That aphorism has been around for nearly a century, but took it to heart. The one-time corporate executive is in demand these days as a communications consultant and speaker, but that’s largely because while he was in between jobs, he gave himself another one: Author.
“The company (he was with) had imploded,” Clarke said while in transit from one business meeting to another. “I found myself with time off, so I used that time to write a book.” The result was , published in 2004.
Now, we’ve all seen television shows where someone steps on a land mine, and we know what happens next. Clarke says in one’s professional life, land mines can be just as dangerous, but with one distinction: You usually don’t know you’ve stepped on one. There it is in print: On page 10 of Communication Land Mines, Clarke says “The damage done by communication land mines is often silent and invisible.”
Whoa. Then how do you know if you’ve stepped on one? And if you have, how can you mitigate the damage and ensure you don’t do it again?
Those are the questions Clarke sought to answer. He takes on such topics as leaving a far-too-lengthy voice mail (“The Endless Message”), not speaking clearly and slowly when leaving a telephone number (“Phone Number at Mach Speed”), going on and on ad nauseam in email (“The Term Paper”). The former English major also takes on some grammatical challenges (who vs. whom, for example), as well as those who send much more information than is needed or even wanted (“The Metric Ton Mailer”).
All told, the book walks people through a series of gaffes which have the potential to annoy or frustrate those on the receiving end, and possibly even derail the career of those committing the faux pas.
“My wife says all my material is born out of rage,” he said with a laugh. “When I was an executive, anytime anyone would leave their phone number too fast I would write it down.” The same went for when he’d have a similarly exasperating exchange with someone face to face or via email.
The end result was that when Clarke finally got around to creating the book, he had his topic in mind and a ready-made source of examples. “When I was ready to write, I almost had an outline,” he said.
And after writing the book, Clarke found himself looked upon with a much greater degree of respect. He says writing the book gave him credence and trustworthiness. “The book is the great legitimizer,” he said. “Gravitas is exactly correct.”

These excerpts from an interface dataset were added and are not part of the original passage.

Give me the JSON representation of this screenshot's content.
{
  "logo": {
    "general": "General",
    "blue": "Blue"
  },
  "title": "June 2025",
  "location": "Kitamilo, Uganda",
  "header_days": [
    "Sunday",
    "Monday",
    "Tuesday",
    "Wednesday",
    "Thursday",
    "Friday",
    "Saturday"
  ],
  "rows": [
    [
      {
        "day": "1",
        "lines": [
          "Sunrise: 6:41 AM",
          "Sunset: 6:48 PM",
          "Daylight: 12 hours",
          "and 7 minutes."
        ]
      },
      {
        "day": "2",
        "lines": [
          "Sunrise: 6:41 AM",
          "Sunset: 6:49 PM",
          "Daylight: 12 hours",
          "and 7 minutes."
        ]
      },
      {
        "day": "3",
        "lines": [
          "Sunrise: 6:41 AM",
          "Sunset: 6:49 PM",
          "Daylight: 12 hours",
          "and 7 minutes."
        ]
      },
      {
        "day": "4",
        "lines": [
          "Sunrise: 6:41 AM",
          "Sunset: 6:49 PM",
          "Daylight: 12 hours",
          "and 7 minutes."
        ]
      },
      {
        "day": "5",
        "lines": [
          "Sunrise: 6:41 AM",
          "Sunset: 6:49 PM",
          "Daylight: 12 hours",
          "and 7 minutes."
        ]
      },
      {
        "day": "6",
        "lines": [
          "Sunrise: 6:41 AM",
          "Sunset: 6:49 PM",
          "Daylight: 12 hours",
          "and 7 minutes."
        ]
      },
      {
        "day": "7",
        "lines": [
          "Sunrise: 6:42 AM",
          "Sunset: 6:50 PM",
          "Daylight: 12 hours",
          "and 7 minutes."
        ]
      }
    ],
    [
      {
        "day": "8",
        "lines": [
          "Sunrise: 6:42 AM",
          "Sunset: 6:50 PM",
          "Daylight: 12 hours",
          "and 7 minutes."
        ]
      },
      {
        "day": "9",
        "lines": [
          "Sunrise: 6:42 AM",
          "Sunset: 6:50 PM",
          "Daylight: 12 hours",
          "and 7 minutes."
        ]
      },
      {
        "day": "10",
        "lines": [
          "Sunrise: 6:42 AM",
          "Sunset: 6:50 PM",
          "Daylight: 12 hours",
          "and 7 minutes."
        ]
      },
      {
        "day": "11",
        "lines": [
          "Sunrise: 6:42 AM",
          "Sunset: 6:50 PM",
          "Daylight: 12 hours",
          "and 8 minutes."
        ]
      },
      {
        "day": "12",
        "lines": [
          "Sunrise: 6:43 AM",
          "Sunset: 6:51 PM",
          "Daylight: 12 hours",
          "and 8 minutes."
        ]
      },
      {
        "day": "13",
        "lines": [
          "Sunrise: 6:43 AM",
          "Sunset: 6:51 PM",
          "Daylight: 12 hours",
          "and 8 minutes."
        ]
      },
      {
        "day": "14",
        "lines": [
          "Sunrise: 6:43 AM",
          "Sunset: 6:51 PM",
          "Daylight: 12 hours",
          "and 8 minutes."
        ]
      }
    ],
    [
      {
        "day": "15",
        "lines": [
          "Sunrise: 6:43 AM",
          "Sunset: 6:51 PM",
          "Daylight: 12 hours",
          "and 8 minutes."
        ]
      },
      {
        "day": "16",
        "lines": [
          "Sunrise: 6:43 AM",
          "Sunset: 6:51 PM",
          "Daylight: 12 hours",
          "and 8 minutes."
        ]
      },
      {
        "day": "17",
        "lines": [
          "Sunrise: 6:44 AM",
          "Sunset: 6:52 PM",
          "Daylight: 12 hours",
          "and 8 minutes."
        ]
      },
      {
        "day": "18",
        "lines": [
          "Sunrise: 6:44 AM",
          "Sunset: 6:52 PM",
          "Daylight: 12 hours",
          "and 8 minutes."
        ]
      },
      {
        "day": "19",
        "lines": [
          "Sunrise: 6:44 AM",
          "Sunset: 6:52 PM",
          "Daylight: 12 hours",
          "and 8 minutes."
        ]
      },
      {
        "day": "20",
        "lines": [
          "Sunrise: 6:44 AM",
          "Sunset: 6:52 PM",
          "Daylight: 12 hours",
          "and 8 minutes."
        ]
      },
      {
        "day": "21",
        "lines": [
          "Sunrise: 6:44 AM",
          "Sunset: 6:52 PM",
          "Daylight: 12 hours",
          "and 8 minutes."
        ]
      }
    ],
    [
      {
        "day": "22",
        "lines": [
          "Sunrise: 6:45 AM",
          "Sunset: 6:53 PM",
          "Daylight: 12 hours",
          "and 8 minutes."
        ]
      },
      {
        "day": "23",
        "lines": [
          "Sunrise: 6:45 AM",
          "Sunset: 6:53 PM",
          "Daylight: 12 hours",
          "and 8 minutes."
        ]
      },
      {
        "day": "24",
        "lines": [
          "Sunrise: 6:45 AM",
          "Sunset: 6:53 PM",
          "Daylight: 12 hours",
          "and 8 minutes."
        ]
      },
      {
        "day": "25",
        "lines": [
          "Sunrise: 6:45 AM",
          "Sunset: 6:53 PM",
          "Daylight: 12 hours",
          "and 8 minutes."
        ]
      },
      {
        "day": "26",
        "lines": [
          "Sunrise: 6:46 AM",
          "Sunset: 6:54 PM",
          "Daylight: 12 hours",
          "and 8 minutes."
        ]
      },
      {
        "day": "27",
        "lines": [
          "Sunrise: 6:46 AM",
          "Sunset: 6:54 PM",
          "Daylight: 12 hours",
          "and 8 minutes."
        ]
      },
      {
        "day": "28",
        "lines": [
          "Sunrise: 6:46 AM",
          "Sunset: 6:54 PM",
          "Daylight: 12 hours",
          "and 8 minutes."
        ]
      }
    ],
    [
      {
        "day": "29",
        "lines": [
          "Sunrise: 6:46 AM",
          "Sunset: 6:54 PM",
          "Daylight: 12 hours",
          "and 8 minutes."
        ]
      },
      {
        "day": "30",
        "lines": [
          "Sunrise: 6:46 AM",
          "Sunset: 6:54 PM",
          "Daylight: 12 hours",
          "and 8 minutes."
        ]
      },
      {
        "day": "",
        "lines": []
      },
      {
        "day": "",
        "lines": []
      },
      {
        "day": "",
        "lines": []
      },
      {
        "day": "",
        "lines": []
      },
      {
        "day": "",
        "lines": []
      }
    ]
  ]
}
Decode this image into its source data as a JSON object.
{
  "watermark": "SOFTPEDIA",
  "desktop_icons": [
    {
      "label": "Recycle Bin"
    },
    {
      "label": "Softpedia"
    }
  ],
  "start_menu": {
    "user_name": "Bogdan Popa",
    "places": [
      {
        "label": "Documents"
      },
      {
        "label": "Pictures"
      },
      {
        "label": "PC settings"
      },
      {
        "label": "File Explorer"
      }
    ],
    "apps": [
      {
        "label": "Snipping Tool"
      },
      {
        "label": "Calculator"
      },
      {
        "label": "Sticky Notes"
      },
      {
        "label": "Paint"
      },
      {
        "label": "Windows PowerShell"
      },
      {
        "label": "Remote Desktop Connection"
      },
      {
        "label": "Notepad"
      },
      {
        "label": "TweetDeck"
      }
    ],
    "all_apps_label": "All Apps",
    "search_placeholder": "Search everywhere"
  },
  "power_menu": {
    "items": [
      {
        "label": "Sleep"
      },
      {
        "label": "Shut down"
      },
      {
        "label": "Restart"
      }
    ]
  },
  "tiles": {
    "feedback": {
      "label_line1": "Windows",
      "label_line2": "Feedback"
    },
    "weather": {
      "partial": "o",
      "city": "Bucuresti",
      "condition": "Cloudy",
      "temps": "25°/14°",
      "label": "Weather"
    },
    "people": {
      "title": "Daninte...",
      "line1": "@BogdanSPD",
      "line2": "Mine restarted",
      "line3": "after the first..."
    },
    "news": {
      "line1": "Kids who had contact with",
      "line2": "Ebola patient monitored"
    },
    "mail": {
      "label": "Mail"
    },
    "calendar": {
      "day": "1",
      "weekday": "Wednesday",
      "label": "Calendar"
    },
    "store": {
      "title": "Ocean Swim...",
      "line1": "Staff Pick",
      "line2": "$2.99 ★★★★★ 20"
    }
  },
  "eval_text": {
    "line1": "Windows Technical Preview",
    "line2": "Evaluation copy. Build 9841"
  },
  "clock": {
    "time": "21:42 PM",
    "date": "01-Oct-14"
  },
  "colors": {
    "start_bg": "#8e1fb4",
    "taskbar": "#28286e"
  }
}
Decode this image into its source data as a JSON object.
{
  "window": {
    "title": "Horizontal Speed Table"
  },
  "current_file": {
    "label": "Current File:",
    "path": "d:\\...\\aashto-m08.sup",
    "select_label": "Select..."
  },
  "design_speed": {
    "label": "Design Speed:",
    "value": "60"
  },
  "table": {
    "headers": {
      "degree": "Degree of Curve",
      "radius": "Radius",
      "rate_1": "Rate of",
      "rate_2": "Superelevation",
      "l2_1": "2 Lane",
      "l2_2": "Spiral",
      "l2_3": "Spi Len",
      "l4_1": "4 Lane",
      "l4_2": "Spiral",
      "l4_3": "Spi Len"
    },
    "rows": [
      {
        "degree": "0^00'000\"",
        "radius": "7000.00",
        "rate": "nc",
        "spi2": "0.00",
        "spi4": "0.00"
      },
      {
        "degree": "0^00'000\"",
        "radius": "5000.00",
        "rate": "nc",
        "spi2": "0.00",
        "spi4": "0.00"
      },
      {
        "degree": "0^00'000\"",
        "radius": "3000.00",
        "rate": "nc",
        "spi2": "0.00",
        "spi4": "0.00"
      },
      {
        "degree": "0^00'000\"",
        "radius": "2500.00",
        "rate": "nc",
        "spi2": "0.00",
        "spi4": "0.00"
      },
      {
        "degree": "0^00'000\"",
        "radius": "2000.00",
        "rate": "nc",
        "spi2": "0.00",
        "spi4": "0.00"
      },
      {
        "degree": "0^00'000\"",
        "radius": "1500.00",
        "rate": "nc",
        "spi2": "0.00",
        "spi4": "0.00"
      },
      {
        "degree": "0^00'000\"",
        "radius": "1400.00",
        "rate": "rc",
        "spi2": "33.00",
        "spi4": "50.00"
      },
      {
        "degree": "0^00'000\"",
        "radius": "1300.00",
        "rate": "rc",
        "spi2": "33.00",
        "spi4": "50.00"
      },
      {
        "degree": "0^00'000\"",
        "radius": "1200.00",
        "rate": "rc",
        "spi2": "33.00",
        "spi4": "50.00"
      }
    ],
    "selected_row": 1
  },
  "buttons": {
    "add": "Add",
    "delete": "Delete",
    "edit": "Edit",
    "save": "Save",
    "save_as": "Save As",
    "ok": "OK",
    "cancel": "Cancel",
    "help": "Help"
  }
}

Clarke said writing a book can also give you additional insights into a topic. That’s a common theme among authors, including many of those profiled in these blog posts: financial advisor (Defend Your Wealth), marketing expert (Visual Hammer), attorney (Deciding to Sell Your Business). In other words, what you don’t know or may not have considered thoroughly often comes clear as you research and write your book. It may even lead to further efforts.
That was certainly the case for Clarke. He followed up Communication Land Mines with Leadership Land Mines, 8 Management Catastrophes and How to Avoid Them in 2005, and then four years later .with
Clarke said the second and third books took longer to write than his first book. For one thing, he didn’t have that handy outline already prepared. For another, he was no longer out of work, so he didn’t have as much time to devote to the books. “By the time I wrote them, I was giving speeches, consulting, and had begun training, so I couldn’t put in as much time.”
Now, because of his Land Mines books, Clarke is able to work at his own pace on the subjects he decides, while gaining the satisfaction of helping others avoid those nasty pitfalls. “It gave me the living I enjoy today,” he said. “Without them I would not be nearly as successful as I am.”